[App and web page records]
__________________________________________________
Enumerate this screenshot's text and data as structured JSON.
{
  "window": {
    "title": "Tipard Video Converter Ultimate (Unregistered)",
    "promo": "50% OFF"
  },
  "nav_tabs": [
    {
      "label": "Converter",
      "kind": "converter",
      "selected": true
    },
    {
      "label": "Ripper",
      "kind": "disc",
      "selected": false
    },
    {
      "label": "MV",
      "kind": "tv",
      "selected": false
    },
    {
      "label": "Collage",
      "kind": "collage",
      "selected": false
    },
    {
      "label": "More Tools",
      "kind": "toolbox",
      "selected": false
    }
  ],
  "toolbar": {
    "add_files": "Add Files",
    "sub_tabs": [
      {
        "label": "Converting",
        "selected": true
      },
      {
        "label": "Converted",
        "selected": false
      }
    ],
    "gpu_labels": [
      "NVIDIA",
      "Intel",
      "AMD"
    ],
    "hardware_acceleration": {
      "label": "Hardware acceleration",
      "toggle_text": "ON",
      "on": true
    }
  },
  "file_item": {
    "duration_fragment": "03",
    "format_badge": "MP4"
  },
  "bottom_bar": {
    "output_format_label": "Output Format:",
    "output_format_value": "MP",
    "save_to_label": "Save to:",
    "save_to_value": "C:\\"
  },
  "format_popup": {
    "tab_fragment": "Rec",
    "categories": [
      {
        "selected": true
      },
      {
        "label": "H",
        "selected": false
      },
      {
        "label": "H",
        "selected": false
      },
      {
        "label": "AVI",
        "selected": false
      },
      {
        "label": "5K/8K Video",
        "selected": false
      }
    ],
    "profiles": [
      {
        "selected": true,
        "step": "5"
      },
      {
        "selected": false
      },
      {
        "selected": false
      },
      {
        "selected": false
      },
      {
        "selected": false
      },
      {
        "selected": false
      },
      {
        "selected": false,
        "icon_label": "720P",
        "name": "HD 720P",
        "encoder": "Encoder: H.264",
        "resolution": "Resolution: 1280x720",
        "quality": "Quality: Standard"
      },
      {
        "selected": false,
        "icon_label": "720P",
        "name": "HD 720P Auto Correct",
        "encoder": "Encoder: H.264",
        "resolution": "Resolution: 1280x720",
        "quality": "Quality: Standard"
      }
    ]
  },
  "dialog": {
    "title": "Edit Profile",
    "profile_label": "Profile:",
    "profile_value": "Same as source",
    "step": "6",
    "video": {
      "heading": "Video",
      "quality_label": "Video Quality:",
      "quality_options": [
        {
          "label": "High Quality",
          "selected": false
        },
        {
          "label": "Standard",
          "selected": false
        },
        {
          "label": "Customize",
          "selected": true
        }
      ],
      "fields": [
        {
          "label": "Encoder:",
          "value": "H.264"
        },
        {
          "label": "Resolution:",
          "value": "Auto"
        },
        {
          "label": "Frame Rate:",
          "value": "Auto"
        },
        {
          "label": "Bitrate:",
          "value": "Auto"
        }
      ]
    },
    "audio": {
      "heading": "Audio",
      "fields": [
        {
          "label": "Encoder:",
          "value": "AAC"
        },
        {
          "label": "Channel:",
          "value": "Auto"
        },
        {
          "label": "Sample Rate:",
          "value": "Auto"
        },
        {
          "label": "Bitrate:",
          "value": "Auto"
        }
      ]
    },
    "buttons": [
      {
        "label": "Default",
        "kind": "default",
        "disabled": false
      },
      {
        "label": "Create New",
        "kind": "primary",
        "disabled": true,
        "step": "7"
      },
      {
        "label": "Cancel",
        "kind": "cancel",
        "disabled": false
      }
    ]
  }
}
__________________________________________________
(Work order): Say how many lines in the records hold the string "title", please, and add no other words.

(Expected answer): 2